Critter Facts: Osprey

April 3, 2015

Ever been sitting on the beach in the summer and hear above your head, “peep, peep, peep, peep”?  You look up expecting a small bird to match such a small voice, instead you see a hawk!!  This small voiced hawk is the osprey (Pandion haliaetus), or fish hawk, and you should start listening for them now!

Osprey pairs return from southern climates starting in late March and will often return to the nest they’ve used for years.  Each year they add to their nest which often looks like a pile of sticks but can also include driftwood, bones, and trash.  You can’t go very far on the Connecticut coastline without seeing a nest…they are huge!!  Often times you will see man-made platforms made specifically for ospreys, and they aren’t shy about using them!

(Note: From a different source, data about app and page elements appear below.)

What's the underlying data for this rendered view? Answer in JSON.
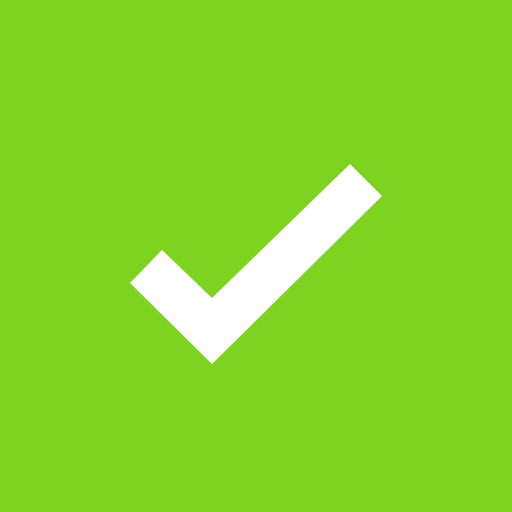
{
  "background": {
    "color": "#7ED321"
  },
  "icon": {
    "name": "checkmark-icon",
    "color": "#FFFFFF"
  }
}
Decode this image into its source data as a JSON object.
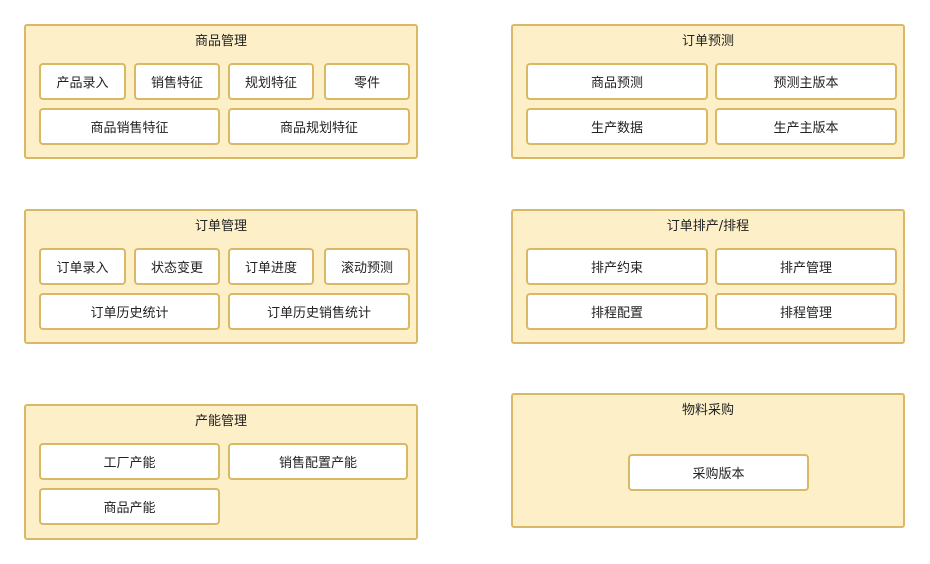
{
  "panels": {
    "product_management": {
      "title": "商品管理",
      "items": [
        "产品录入",
        "销售特征",
        "规划特征",
        "零件",
        "商品销售特征",
        "商品规划特征"
      ]
    },
    "order_forecast": {
      "title": "订单预测",
      "items": [
        "商品预测",
        "预测主版本",
        "生产数据",
        "生产主版本"
      ]
    },
    "order_management": {
      "title": "订单管理",
      "items": [
        "订单录入",
        "状态变更",
        "订单进度",
        "滚动预测",
        "订单历史统计",
        "订单历史销售统计"
      ]
    },
    "order_scheduling": {
      "title": "订单排产/排程",
      "items": [
        "排产约束",
        "排产管理",
        "排程配置",
        "排程管理"
      ]
    },
    "capacity_management": {
      "title": "产能管理",
      "items": [
        "工厂产能",
        "销售配置产能",
        "商品产能"
      ]
    },
    "material_procurement": {
      "title": "物料采购",
      "items": [
        "采购版本"
      ]
    }
  }
}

Photo by Christina Spiegeland

In April, most pairs will have completed the renovations on their nest and lay their eggs (which averages about three per pair).  The eggs are incubated for about a month and, after hatching, remain with the parents for about four months.  The parents and young then separate as they make the migration to their wintering grounds in Florida, Mexico and South America.

What makes the osprey so interesting is a unique adaptation enabling it to catch its prey, which is primarily fish.  The lower surface of the toe of an osprey is covered in spicules (short, spikes) which allow for maximum grip on a wiggling fish.  Osprey also have a reversible outer toe (like owls) which helps the osprey grip prey with two toes in front and two in back.  Ospreys even carry the fish with its head facing forward to reduce air resistance while flying.

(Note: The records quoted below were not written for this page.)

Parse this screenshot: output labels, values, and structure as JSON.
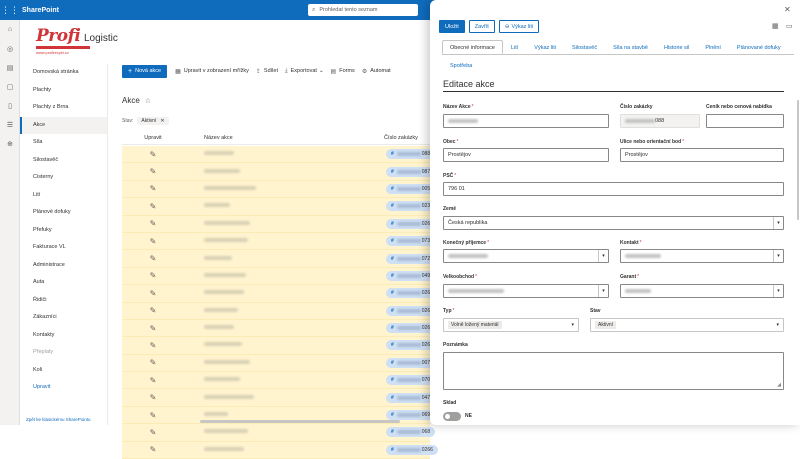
{
  "suitebar": {
    "app_name": "SharePoint",
    "search_placeholder": "Prohledat tento seznam"
  },
  "site": {
    "logo_text": "Profi",
    "logo_sub": "www.profirecykl.cz",
    "title": "Logistic"
  },
  "nav": {
    "items": [
      {
        "label": "Domovská stránka"
      },
      {
        "label": "Plachty"
      },
      {
        "label": "Plachty z Brna"
      },
      {
        "label": "Akce"
      },
      {
        "label": "Síla"
      },
      {
        "label": "Silostavěč"
      },
      {
        "label": "Cisterny"
      },
      {
        "label": "Lití"
      },
      {
        "label": "Plánové dofuky"
      },
      {
        "label": "Přefuky"
      },
      {
        "label": "Fakturace VL"
      },
      {
        "label": "Administrace"
      },
      {
        "label": "Auta"
      },
      {
        "label": "Řidiči"
      },
      {
        "label": "Zákazníci"
      },
      {
        "label": "Kontakty"
      },
      {
        "label": "Přeplaty"
      },
      {
        "label": "Koli"
      },
      {
        "label": "Upravit"
      }
    ],
    "footer": "Zpět ke klasickému SharePointu"
  },
  "commandbar": {
    "new": "Nová akce",
    "edit_grid": "Upravit v zobrazení mřížky",
    "share": "Sdílet",
    "export": "Exportovat",
    "forms": "Forms",
    "automate": "Automat"
  },
  "list": {
    "title": "Akce",
    "filter_label": "Stav:",
    "filter_value": "Aktivní",
    "columns": {
      "edit": "Upravit",
      "name": "Název akce",
      "number": "Číslo zakázky"
    },
    "rows": [
      {
        "num_suffix": "088"
      },
      {
        "num_suffix": "087"
      },
      {
        "num_suffix": "005"
      },
      {
        "num_suffix": "023"
      },
      {
        "num_suffix": "0265"
      },
      {
        "num_suffix": "073"
      },
      {
        "num_suffix": "072"
      },
      {
        "num_suffix": "049"
      },
      {
        "num_suffix": "0264"
      },
      {
        "num_suffix": "0263"
      },
      {
        "num_suffix": "0262"
      },
      {
        "num_suffix": "0261"
      },
      {
        "num_suffix": "0079"
      },
      {
        "num_suffix": "070"
      },
      {
        "num_suffix": "047"
      },
      {
        "num_suffix": "069"
      },
      {
        "num_suffix": "068"
      },
      {
        "num_suffix": "0266"
      }
    ]
  },
  "panel": {
    "buttons": {
      "save": "Uložit",
      "close": "Zavřít",
      "report": "Výkaz liti"
    },
    "tabs": [
      "Obecné informace",
      "Lití",
      "Výkaz liti",
      "Silostavěč",
      "Síla na stavbě",
      "Historie sil",
      "Plnění",
      "Plánované dofuky",
      "Spotřeba"
    ],
    "form_title": "Editace akce",
    "fields": {
      "nazev_label": "Název Akce",
      "cislo_label": "Číslo zakázky",
      "cislo_suffix": "088",
      "cenik_label": "Ceník nebo cenová nabídka",
      "obec_label": "Obec",
      "obec_value": "Prostějov",
      "ulice_label": "Ulice nebo orientační bod",
      "ulice_value": "Prostějov",
      "psc_label": "PSČ",
      "psc_value": "796 01",
      "zeme_label": "Země",
      "zeme_value": "Česká republika",
      "prijemce_label": "Konečný příjemce",
      "kontakt_label": "Kontakt",
      "velko_label": "Velkoobchod",
      "garant_label": "Garant",
      "typ_label": "Typ",
      "typ_value": "Volně ložený materiál",
      "stav_label": "Stav",
      "stav_value": "Aktivní",
      "poznamka_label": "Poznámka",
      "sklad_label": "Sklad",
      "sklad_value": "NE"
    }
  }
}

Seeing an osprey is a sure sign that summer is on its way, so start looking and listening for these impressive birds.